We’ve been thinking about how we all got a taste of that work-from-home (WFH) life in the last three years, and how it shifted so much of the global workforce. As a business owner, you may have had to find new footing when it comes to hiring and managing employees.
More and more people want a work from home option. Wearing stretchy pants instead of business casual/professional, not to mention that time flexibility, are too alluring to give up so easily. Many office-based businesses have struck an accord with this reality, most offering hybrid work options if not fully remote jobs. Some, of course, have no provision for this … plumbers can’t WFH in stretchy pants. Sorry, plumbers.
But if your business is built to handle WFH, there are new concerns to consider. One being insurance coverage for your employees.
The TCG Accounting Team’s
“Real World” Business Strategy Note
Remote Work & Your Business Insurance Policy
“Out of sight, out of mind. The absent are always in the wrong.” – Thomas a Kempis
Not long ago, your insurance needs were clearer for protecting your employees and company – but workforces have changed in the last few years. Surveys say that workers are happy saving commute time and money (hello, high gas prices). But what does a WFH staff do to your need for insurance, when that expensive level of protection is dictated primarily by physical presence?
A common insurance concern for employers is an employee falling in the office due to negligent maintenance. Still a worry, of course, but maybe less common if your remote workers aren’t around to trip on a loose floor tile.

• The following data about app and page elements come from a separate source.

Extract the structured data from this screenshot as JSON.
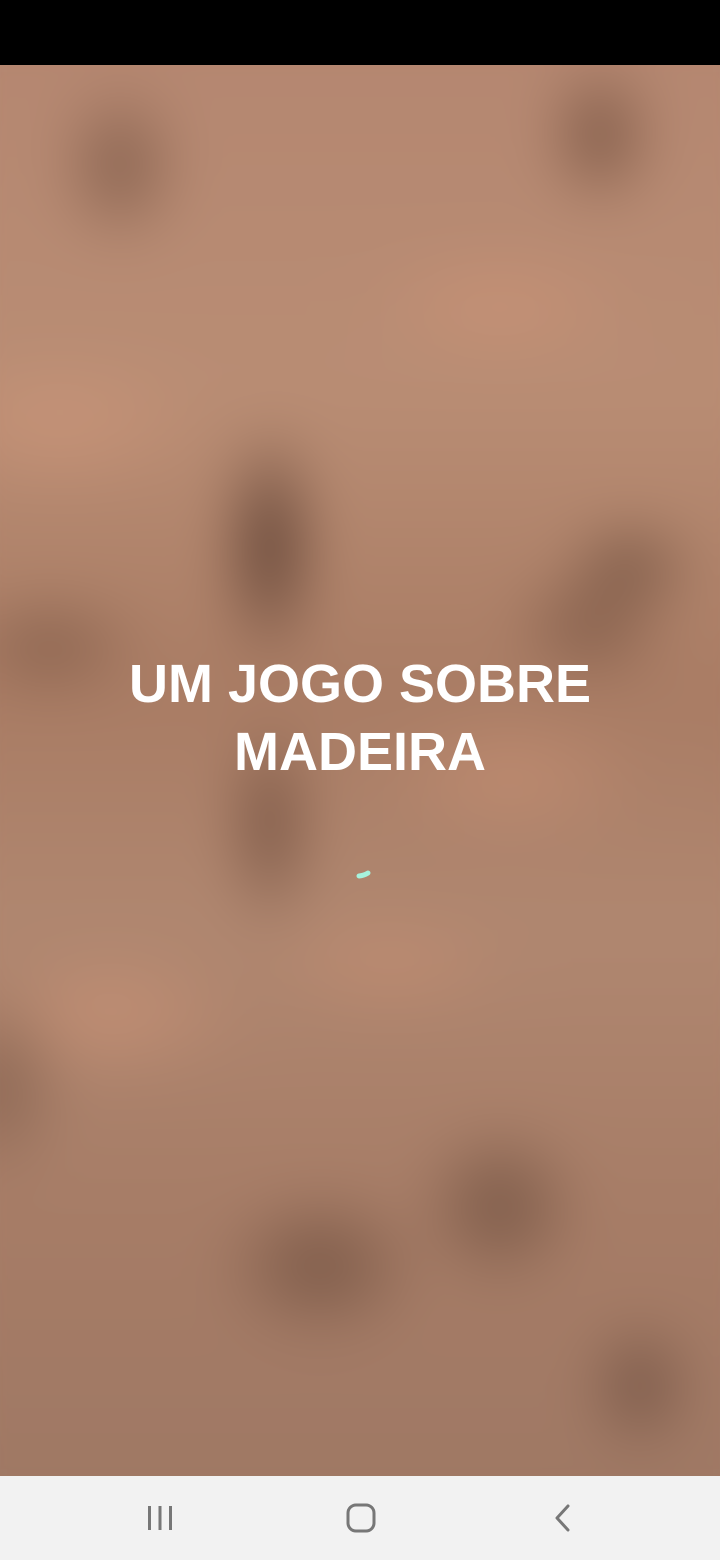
{
  "splash": {
    "title_line1": "UM JOGO SOBRE",
    "title_line2": "MADEIRA",
    "spinner_color": "#a6f3dd",
    "background_color": "#a97c63"
  },
  "navigation": {
    "recent_icon": "recent-apps-icon",
    "home_icon": "home-icon",
    "back_icon": "back-icon",
    "bar_color": "#f2f2f2",
    "icon_color": "#777777"
  }
}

With remote workers, your danger hasn’t gone away, it’s just changed. More likely dangers today include cybercrime, or company equipment in your employees’ homes – be it spills or any other number of accidents.
Are you responsible?
Yes, practically speaking. Employment injuries may fall under Workers’ Compensation. Your potential liability is unchanged – though a case always depends on circumstances and state workplace laws, depending what proof is needed that the injury happened due to employment.
The same generally holds true for property damage and other types of insurance. Policies for employees, homeowners and renters typically don’t cover work-related claims. Your employee health and dental benefits will probably remain largely unchanged by remote work, too.
But an employee working off premises multiplies the variables. When and how in their home did the injury or accident occur? What distracted them at that moment? Were they hurt while working or doing their laundry?
Note one other pandemic-related break in your liability: If you don’t force them to come into your office, they can’t factually claim that they contracted Covid on your premises, nor during their employment with you.
What you can do
So your insurance needs continue more or less the same given remote work. But insurers have always been known to give a break on premiums if you do things to lower their chance of parting with money.
Will your carrier cut you a deal if you verify (in writing) that work you’ve assigned can be done safely in a home? How about if you helped your employee create a safer WFH space and you gave them the right equipment to safely do the job? (Emphasis on in writing — document everything).
While bending the ear of your insurer, confirm whether your business policy covers work equipment that’s not on your premises. And ask about a remote-worker break on your business insurance — a relatively new idea for carriers, but it could be time for a smart insurance company to offer it and lock in customers.
- Establish written procedures for reporting a work injury at home, including specific instructions on who an employee should contact at your company and by when.
- Revisit your telecommuting and job description documents, just to make sure everything is up to date, and nothing in them increases your liability unnecessarily.
Your biggest hole runs right through your remote workers’ computers. Off-site, these machines are beyond your real control even if you mandate cybersecurity measures.
The price of cyber insurance generally depends on your risks and the information/data you handle, anywhere annually from the mid-three to the mid-four figures, or more. As with other types of coverage, you can argue for a break for good practices (strong firewalls, for instance, or for documented staff training in cyber security).
Inspect all the devices of your staff, by the way, because it’s pretty clear that work gets done everywhere now.
The remote work world is cutting-edge, but also a little complicated for you and your business – We know. But if we can help you help your employees, we’re happy to do so.
On your side,
The TCG Accounting Team